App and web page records
┄┄┄┄┄┄
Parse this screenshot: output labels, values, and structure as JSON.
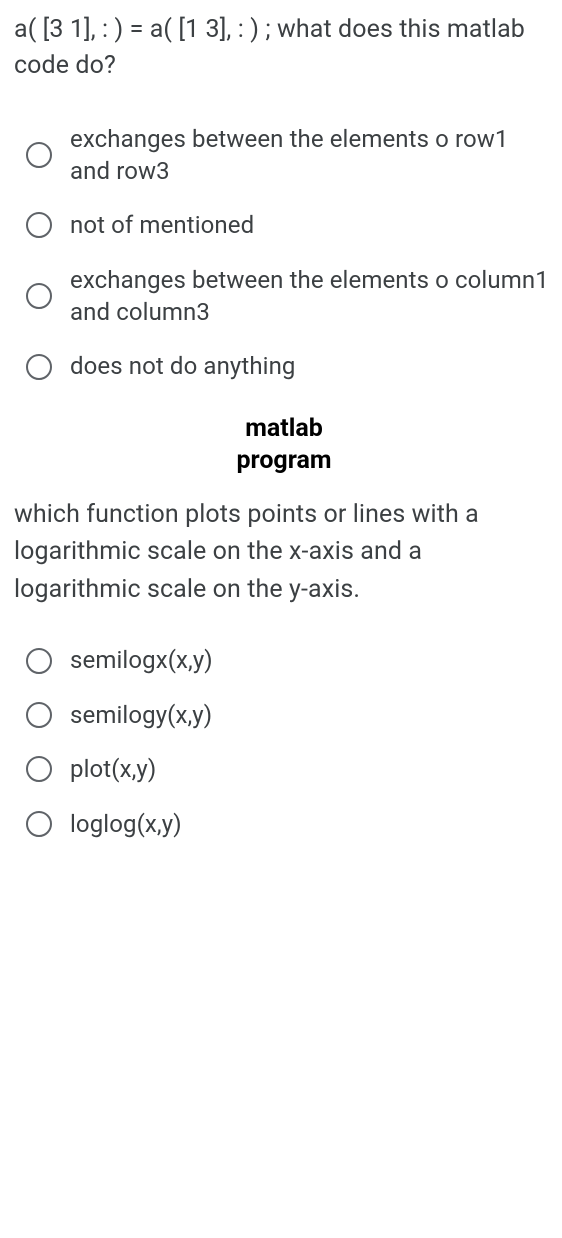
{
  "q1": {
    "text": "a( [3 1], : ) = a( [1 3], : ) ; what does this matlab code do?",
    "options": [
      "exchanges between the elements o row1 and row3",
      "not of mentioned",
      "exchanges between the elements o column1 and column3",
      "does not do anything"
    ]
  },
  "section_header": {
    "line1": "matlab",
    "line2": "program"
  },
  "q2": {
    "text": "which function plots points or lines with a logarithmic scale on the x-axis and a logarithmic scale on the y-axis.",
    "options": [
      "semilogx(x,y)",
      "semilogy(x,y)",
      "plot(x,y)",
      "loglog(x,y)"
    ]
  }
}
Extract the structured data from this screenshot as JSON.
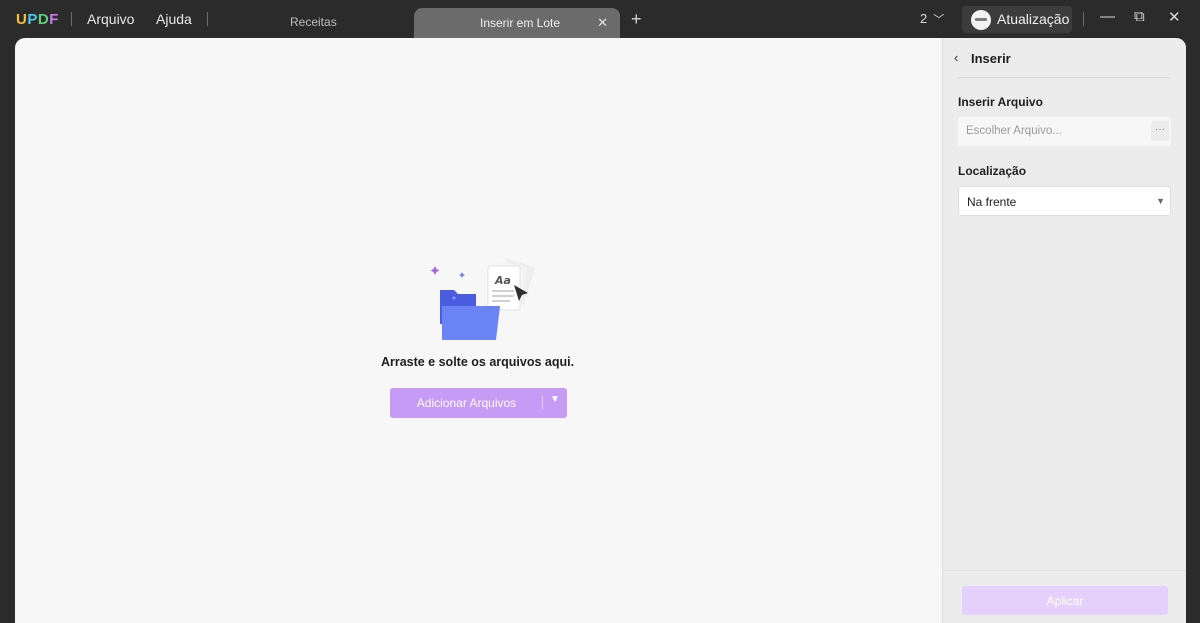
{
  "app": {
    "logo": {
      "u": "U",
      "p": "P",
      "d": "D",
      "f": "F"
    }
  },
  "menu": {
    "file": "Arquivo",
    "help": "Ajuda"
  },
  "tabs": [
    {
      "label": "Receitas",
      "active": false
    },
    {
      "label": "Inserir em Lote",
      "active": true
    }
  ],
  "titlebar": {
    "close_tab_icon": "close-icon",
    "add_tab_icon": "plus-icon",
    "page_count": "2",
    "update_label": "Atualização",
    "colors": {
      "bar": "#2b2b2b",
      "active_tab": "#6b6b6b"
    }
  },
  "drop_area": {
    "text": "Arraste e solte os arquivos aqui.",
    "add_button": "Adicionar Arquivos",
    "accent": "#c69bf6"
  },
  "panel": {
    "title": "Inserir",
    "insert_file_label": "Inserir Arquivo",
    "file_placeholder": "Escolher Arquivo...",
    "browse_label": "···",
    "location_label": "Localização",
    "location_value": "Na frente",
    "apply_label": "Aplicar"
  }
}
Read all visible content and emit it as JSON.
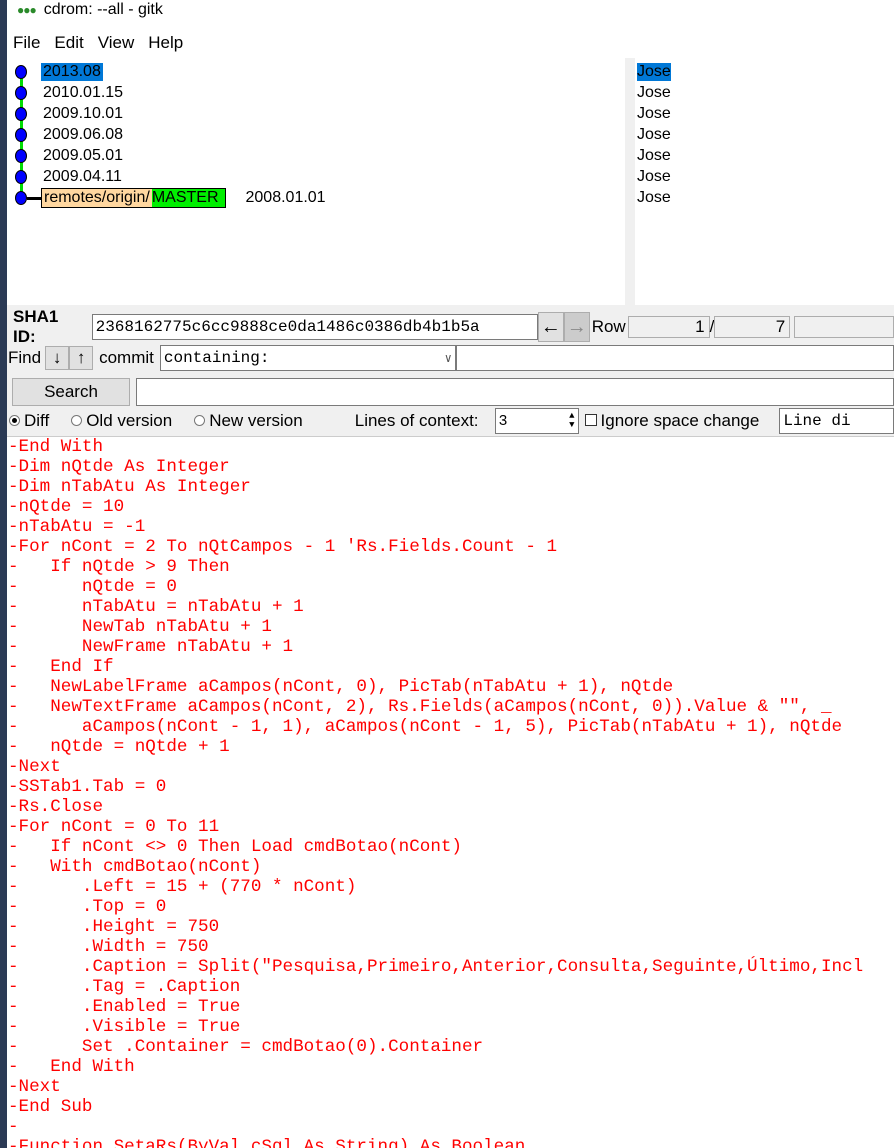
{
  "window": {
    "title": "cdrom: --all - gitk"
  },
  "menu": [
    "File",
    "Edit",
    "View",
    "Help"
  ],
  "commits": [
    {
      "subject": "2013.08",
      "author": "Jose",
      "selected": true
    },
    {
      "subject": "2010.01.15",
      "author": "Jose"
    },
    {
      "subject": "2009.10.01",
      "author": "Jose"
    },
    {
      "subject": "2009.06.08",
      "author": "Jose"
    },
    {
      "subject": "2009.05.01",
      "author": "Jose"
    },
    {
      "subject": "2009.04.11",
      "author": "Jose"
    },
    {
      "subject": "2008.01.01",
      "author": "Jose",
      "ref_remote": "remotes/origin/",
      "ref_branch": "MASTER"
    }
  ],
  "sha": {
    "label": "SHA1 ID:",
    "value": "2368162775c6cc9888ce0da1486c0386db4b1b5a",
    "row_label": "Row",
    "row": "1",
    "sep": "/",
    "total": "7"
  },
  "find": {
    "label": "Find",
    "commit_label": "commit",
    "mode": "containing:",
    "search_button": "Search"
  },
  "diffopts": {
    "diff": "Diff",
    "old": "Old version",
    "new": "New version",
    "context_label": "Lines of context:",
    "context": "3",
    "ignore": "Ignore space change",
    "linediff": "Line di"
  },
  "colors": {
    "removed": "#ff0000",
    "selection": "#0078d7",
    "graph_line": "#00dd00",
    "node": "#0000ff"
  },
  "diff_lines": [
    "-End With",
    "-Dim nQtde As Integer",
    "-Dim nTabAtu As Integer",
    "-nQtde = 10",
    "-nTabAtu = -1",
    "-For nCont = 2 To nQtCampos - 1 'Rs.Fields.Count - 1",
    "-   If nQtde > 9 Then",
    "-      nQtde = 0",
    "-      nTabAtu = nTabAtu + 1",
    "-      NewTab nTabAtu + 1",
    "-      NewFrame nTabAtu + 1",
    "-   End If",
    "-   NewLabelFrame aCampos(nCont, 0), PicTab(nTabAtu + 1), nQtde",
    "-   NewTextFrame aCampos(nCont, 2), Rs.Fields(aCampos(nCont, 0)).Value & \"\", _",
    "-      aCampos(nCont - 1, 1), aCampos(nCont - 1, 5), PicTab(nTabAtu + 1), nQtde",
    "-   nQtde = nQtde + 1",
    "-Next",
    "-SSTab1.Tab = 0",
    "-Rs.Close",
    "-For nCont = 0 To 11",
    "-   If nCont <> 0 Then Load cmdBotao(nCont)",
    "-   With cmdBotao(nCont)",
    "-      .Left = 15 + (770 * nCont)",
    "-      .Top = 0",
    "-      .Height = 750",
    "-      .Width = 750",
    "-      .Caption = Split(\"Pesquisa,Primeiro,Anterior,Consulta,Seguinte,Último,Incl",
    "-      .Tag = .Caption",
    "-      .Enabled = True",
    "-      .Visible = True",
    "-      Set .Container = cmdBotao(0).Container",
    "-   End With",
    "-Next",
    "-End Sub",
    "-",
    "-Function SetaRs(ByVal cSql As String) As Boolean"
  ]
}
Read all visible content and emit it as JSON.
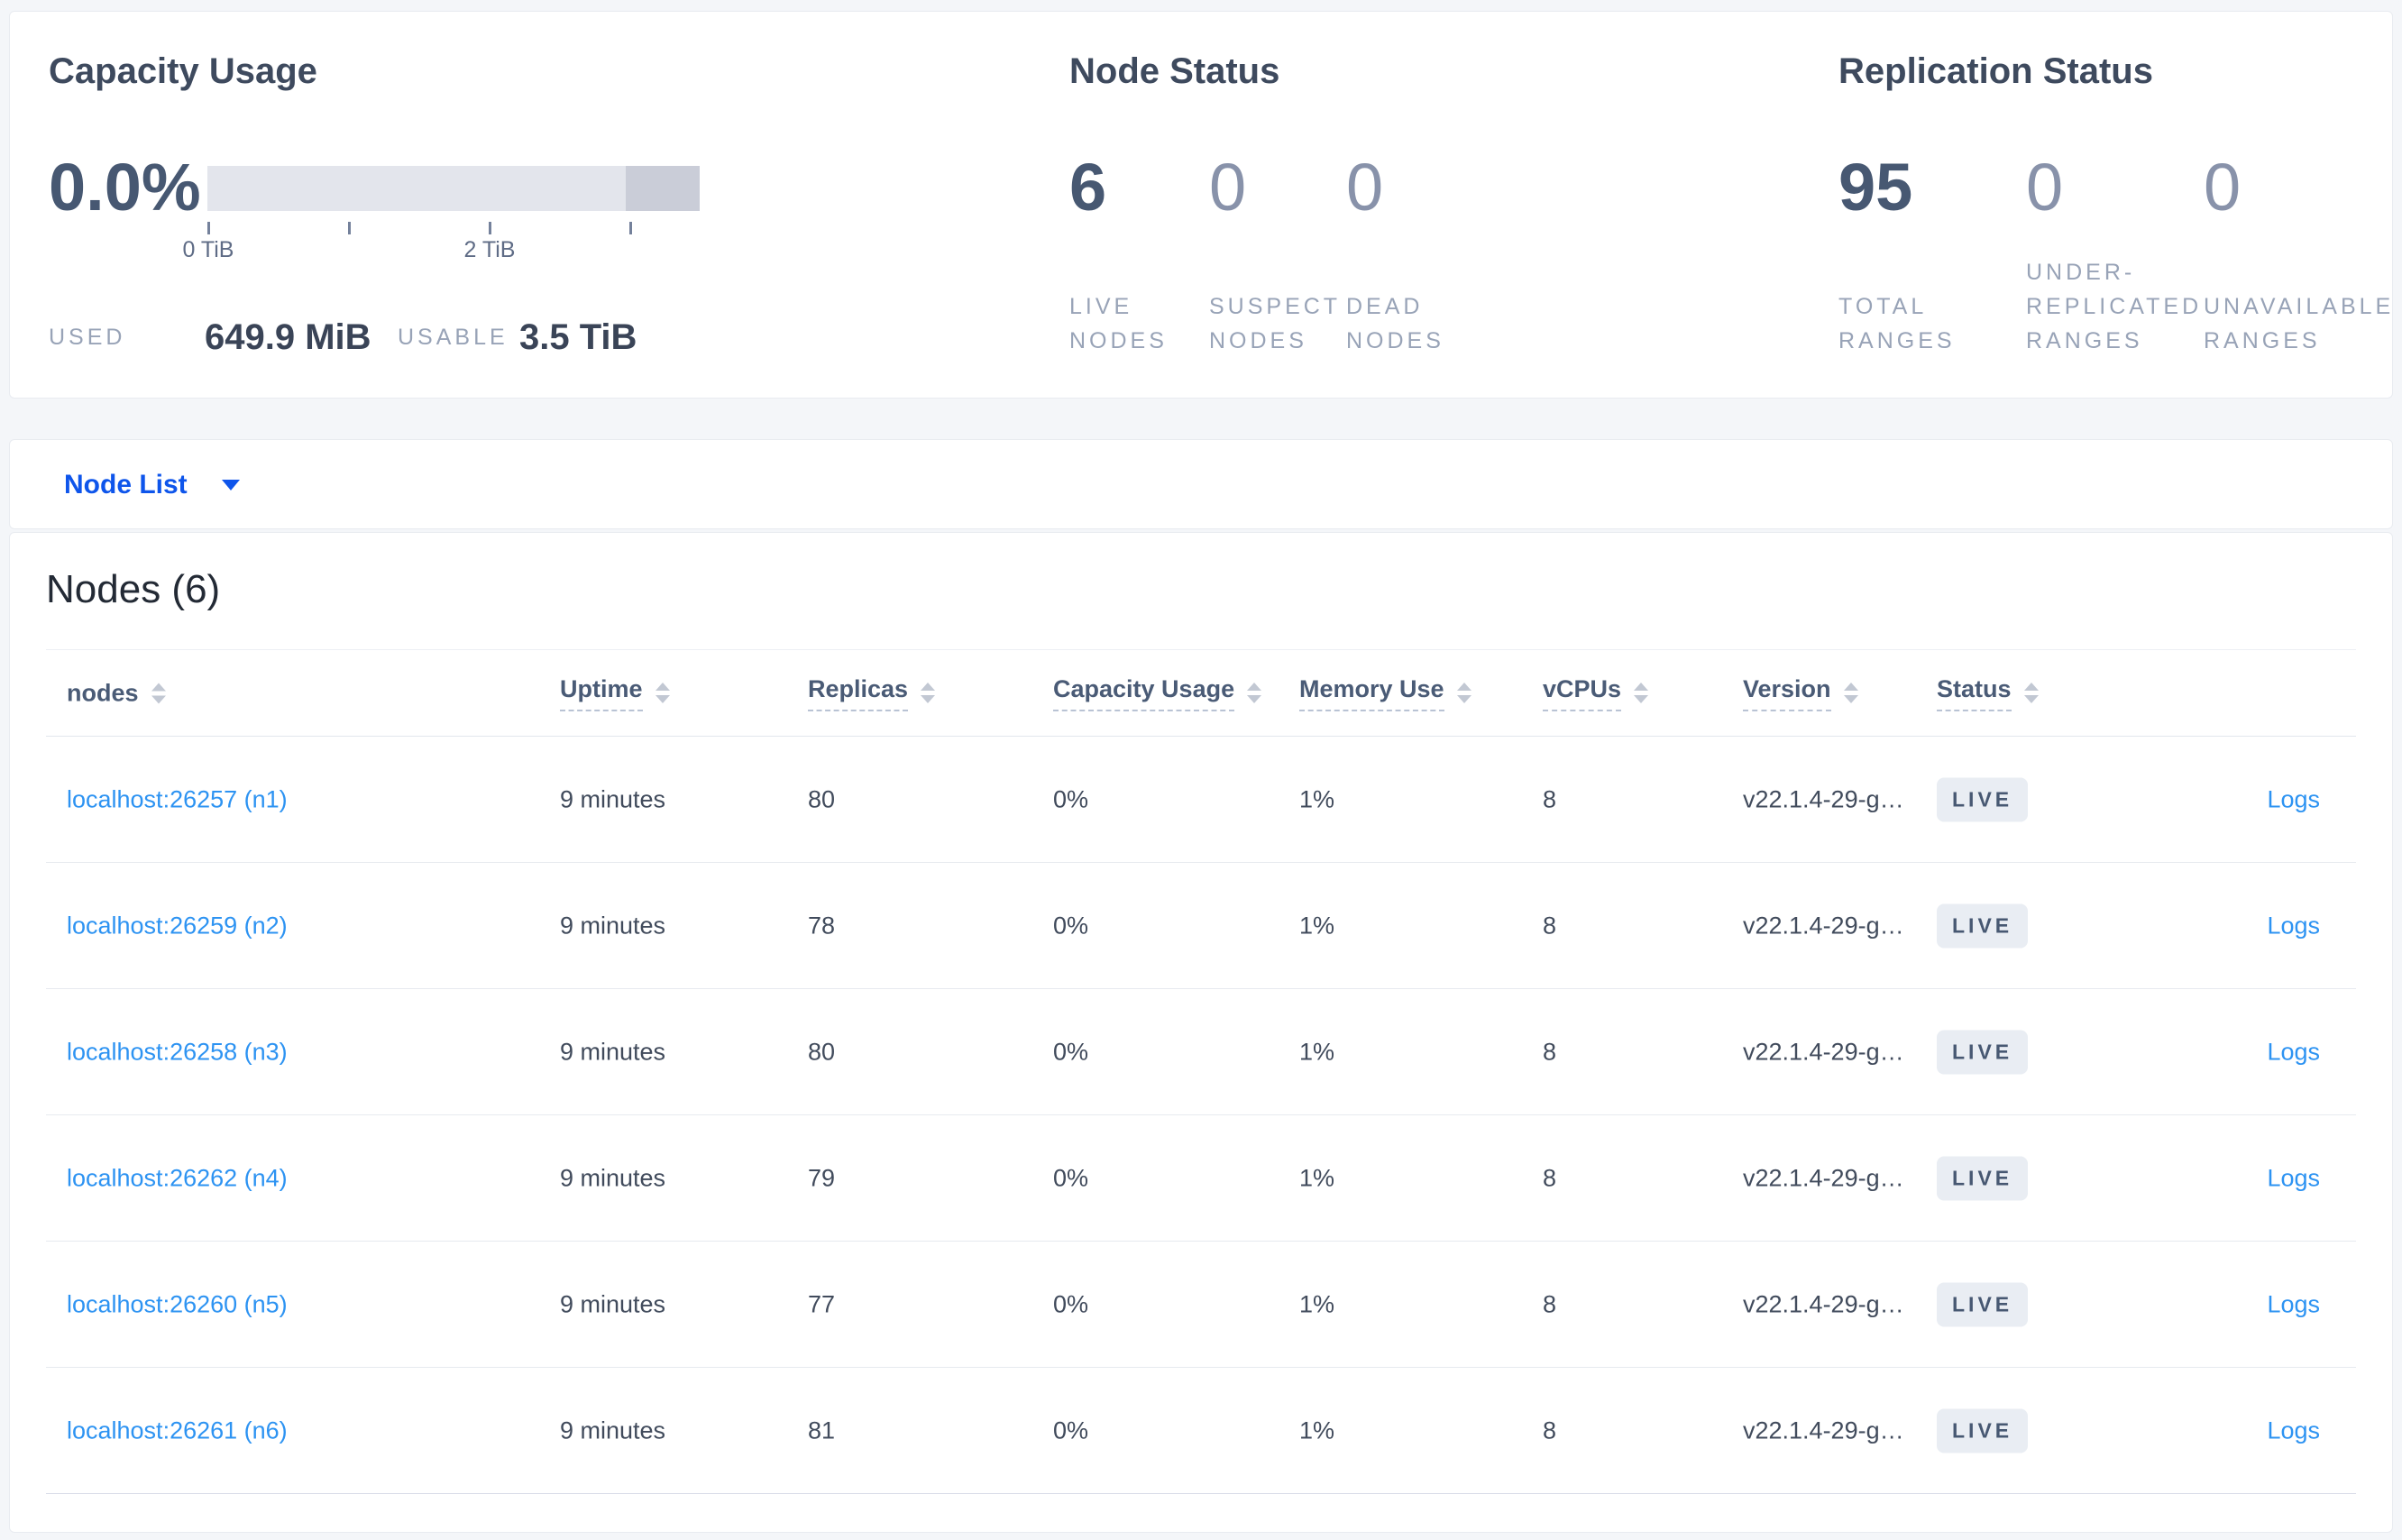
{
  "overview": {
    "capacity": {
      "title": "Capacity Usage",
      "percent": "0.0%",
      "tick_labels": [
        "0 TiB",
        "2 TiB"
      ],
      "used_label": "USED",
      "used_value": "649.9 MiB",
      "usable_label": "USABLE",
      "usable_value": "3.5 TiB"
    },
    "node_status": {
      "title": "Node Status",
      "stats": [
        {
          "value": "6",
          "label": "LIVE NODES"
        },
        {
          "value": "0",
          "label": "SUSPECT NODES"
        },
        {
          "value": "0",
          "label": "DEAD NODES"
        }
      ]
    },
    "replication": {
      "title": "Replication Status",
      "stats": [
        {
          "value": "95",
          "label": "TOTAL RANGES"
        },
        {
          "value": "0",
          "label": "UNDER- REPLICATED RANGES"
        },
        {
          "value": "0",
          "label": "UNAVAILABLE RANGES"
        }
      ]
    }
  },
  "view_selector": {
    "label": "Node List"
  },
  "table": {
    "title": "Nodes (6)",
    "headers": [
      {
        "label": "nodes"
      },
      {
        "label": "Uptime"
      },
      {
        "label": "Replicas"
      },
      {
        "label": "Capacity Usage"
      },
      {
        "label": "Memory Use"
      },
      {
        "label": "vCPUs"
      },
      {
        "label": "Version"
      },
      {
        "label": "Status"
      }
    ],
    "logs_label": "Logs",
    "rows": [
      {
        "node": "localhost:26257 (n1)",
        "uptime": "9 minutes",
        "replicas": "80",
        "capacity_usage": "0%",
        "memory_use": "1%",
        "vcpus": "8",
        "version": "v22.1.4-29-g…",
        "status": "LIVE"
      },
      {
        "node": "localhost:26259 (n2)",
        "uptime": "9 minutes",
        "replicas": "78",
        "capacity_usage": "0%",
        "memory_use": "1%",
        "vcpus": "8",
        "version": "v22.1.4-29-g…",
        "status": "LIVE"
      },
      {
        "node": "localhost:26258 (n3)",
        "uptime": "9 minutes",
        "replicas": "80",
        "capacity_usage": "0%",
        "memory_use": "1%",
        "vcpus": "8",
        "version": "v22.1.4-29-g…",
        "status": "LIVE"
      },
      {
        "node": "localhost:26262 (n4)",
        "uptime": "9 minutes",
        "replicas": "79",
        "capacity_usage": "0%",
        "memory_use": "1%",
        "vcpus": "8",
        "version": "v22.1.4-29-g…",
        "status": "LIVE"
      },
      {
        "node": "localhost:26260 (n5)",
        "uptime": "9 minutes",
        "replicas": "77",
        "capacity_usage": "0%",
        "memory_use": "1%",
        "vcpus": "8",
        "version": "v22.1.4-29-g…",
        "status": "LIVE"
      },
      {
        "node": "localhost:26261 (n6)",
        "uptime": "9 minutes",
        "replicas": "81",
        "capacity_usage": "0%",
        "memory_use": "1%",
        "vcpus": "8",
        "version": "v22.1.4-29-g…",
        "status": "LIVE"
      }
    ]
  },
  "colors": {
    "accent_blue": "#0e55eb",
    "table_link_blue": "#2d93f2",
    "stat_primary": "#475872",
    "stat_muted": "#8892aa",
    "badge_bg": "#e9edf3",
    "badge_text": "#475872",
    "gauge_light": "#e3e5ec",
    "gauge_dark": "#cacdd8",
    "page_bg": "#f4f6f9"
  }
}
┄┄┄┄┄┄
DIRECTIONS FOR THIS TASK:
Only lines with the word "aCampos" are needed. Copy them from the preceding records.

SOLUTION:
    "-   NewLabelFrame aCampos(nCont, 0), PicTab(nTabAtu + 1), nQtde",
    "-   NewTextFrame aCampos(nCont, 2), Rs.Fields(aCampos(nCont, 0)).Value & \"\", _",
    "-      aCampos(nCont - 1, 1), aCampos(nCont - 1, 5), PicTab(nTabAtu + 1), nQtde",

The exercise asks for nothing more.